▶ [ENTRIES PROVIDED]:
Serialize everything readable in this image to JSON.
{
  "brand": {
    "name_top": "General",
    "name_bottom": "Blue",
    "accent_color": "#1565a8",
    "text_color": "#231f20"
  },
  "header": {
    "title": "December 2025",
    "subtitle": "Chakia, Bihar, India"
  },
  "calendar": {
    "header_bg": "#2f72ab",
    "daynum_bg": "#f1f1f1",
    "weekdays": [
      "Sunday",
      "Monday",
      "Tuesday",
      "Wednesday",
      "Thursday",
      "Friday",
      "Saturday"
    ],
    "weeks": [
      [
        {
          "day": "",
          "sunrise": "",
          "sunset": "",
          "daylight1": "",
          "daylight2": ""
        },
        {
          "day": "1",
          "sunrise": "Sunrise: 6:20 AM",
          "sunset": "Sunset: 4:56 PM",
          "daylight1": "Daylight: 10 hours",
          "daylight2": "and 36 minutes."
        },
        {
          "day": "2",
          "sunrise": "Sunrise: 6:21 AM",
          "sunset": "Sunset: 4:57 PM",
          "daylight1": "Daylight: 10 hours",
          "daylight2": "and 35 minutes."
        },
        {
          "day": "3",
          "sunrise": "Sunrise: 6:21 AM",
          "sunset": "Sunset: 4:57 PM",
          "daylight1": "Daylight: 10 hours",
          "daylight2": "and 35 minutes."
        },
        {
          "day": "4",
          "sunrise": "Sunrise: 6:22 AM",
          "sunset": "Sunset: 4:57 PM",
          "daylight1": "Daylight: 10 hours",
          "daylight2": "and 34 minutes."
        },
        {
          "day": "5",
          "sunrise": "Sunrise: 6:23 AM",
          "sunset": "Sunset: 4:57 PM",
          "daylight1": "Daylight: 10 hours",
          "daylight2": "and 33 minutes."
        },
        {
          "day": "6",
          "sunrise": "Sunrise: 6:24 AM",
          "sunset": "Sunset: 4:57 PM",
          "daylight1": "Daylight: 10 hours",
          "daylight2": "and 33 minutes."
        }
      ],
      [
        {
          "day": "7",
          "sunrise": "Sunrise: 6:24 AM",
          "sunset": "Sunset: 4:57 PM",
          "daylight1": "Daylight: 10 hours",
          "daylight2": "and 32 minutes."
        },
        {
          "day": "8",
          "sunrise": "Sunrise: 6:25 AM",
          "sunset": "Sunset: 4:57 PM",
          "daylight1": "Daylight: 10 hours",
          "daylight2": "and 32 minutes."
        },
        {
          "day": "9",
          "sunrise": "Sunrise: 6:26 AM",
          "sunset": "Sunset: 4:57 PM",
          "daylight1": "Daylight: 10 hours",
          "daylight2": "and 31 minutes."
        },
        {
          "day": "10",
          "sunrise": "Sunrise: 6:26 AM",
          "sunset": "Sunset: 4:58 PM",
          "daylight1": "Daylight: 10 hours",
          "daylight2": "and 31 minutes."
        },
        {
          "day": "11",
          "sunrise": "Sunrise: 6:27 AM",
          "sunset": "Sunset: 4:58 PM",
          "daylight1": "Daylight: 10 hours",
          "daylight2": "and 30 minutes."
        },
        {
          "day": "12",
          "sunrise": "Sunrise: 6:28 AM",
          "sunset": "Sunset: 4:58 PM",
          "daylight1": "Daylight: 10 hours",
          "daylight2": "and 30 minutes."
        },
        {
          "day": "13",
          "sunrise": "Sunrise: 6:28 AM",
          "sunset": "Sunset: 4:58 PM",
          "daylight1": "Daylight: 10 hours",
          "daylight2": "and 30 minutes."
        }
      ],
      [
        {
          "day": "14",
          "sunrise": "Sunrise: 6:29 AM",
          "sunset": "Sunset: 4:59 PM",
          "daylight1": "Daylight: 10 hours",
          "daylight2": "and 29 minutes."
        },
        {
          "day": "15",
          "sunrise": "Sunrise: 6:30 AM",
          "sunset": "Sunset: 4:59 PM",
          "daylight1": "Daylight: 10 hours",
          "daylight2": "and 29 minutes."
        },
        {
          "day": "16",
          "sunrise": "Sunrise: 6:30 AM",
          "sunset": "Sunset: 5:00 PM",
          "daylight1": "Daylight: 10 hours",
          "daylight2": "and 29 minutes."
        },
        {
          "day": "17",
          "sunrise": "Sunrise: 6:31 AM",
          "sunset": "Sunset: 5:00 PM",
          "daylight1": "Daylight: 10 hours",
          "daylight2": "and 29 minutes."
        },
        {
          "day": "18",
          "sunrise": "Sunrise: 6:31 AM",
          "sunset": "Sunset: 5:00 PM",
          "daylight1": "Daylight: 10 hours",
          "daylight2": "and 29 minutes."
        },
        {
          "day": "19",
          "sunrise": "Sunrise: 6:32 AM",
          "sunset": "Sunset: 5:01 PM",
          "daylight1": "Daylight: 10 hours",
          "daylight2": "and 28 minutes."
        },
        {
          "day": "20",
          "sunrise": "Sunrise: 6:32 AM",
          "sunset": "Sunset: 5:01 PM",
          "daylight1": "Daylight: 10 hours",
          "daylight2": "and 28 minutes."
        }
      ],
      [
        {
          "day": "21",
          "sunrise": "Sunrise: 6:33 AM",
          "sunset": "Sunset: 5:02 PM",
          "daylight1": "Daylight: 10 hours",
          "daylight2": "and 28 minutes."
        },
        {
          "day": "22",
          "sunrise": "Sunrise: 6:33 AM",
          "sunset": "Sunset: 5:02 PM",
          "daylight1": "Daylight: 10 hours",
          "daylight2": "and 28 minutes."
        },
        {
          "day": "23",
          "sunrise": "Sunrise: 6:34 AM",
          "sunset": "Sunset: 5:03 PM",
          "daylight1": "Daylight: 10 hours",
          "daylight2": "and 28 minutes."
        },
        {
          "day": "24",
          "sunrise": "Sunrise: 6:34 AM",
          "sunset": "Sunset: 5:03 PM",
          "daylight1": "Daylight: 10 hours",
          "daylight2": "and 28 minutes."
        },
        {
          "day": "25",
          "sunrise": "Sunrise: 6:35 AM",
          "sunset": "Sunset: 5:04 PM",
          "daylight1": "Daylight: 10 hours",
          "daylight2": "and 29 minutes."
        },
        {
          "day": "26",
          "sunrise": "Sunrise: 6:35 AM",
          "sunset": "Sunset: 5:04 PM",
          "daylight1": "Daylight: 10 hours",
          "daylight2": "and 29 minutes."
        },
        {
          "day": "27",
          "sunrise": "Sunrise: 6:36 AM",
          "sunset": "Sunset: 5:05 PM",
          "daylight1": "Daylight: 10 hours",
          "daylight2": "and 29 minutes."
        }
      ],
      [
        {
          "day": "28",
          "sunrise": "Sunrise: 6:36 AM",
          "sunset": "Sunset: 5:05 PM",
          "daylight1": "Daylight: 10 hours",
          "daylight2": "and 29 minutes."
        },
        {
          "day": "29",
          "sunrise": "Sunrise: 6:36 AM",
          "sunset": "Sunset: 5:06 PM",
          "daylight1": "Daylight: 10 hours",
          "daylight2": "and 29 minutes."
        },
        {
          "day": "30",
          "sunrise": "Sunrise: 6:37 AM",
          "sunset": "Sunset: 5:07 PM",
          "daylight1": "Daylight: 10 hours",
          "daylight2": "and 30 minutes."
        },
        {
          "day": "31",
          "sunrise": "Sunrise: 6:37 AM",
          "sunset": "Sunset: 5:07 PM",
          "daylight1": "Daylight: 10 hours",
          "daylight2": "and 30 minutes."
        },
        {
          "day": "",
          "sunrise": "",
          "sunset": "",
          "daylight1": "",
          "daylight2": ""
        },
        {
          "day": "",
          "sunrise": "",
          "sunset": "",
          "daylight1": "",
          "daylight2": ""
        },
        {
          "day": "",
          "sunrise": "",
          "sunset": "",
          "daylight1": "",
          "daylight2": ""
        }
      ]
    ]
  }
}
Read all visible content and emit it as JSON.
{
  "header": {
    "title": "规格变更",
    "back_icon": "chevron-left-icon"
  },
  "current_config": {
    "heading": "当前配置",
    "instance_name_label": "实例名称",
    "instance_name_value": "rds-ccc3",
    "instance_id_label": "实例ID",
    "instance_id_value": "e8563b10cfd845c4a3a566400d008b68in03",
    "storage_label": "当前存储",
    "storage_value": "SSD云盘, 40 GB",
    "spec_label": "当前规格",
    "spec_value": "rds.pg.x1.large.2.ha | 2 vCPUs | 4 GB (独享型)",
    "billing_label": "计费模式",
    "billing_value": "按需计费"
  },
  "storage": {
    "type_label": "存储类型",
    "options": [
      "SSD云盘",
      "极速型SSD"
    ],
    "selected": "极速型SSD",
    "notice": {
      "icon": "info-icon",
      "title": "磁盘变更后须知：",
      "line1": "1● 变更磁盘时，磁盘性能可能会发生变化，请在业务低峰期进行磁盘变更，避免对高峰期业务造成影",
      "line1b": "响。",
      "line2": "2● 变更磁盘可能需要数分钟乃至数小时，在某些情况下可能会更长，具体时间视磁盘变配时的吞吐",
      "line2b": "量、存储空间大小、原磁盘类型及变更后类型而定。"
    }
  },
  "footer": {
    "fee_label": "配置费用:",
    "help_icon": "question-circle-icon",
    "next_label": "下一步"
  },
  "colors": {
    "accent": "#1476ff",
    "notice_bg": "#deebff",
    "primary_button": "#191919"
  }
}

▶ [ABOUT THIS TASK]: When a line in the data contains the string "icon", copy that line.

▶ [SOLUTION TO THIS EXERCISE]:
    "back_icon": "chevron-left-icon"
      "icon": "info-icon",
    "help_icon": "question-circle-icon",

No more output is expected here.